This knowledge exists at the deepest level and is called “epignosis”: it refers to the correct and precise knowledge of something. Thanks to this level of awareness the work of art will communicate to us its full meaning; it means that we are able to take control over the strong emotions the work of art creates in us, transforming and modifying our behaviour since we are no longer subject to the power caused by lack of knowledge. In other words, the work assumes the dimension of the environment; this leads to our making a change in our lives through unveiling and revealing, similar to moving from a cold environment into a warm one … we begin to change and renew our lives in order to function correctly and to the full. All forms of life need a specific environment in order to live and develop: plant life is a prime example.
Steps can be defined almost as a “task force” because it traverses all these levels of knowledge in a very powerful, almost therapeutic manner: visitors entering the space are faced with a choice. Will they continue to simply observe or will they accept the challenge to try and “see”? Will they look at a work of art in a conventional exhibition space and appreciate it in a conventional way, or will they accept the invitation to crush the mirror surface underfoot to discover what irrational thoughts spring to mind? In this case “seeing” means being aware of the meaning of epignosis, and this awareness leads to freedom, because it allows viewers to perceive, and not simply to limit themselves to observing. So… will they move forward within the vision or remain on the threshold of convention?

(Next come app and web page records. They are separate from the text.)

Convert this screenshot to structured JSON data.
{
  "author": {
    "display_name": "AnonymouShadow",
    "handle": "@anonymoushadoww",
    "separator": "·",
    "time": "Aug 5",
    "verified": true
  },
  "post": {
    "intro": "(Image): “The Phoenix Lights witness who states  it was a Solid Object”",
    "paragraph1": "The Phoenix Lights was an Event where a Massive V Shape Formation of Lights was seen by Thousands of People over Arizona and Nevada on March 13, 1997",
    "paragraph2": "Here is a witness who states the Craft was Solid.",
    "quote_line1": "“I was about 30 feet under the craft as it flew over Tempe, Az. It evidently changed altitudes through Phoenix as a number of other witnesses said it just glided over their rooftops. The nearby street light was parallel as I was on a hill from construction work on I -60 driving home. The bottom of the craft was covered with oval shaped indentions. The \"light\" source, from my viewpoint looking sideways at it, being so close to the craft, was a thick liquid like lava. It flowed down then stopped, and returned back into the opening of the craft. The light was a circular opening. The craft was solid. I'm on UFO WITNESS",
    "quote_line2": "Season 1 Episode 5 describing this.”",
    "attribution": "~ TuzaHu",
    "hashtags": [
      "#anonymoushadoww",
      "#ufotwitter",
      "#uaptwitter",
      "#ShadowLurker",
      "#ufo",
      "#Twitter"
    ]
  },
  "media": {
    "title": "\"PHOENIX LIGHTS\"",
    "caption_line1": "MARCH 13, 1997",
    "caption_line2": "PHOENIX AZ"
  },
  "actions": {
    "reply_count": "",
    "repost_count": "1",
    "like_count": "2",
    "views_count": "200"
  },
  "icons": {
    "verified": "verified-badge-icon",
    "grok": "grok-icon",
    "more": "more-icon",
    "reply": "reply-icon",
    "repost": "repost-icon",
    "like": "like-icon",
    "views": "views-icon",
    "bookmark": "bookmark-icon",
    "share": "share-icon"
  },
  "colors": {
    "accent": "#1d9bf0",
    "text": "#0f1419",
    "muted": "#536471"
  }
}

These are all questions posed by this work, which provokes a powerful unexpected reaction imposing the need to make a choice. Deciding to engage with Steps leads to a form of rupture. Firstly, by abandoning a great deal of commonly accepted superstition: the mirror is a symbol charged with meaning and therefore the shattering is symbolic as well. Steps confronts irrational thought, superstition and prejudice, and attempts to reveal how senseless certain rituals are, especially when taken seriously, negatively influencing our lives. This critical analysis is extended to cover every type of rite and ritual including those within the realm of art; it aims to show how these rituals can limit and condition us, but that assuming a purpose in life can lead to awareness and creation. However, as stated above, the work also represents crushing the ice-crust of conventionality which limits the mind with old beliefs…as shown in the reflected reality.
A new element recently introduced into the Steps series has been the amplified sound effect of breaking mirrors, which recall other symbolic environments (breaking ice); within the exhibition space movement becomes sound and sound becomes form. A new musical instrument comes into being.
Steps represents a constantly evolving handwritten script, a large abstract artwork that has earned its place in the sphere of Italian abstractionism. This piece of contemporary abstract art incorporates kinetics and its environmental space, aspects that add great impact to the language of its message.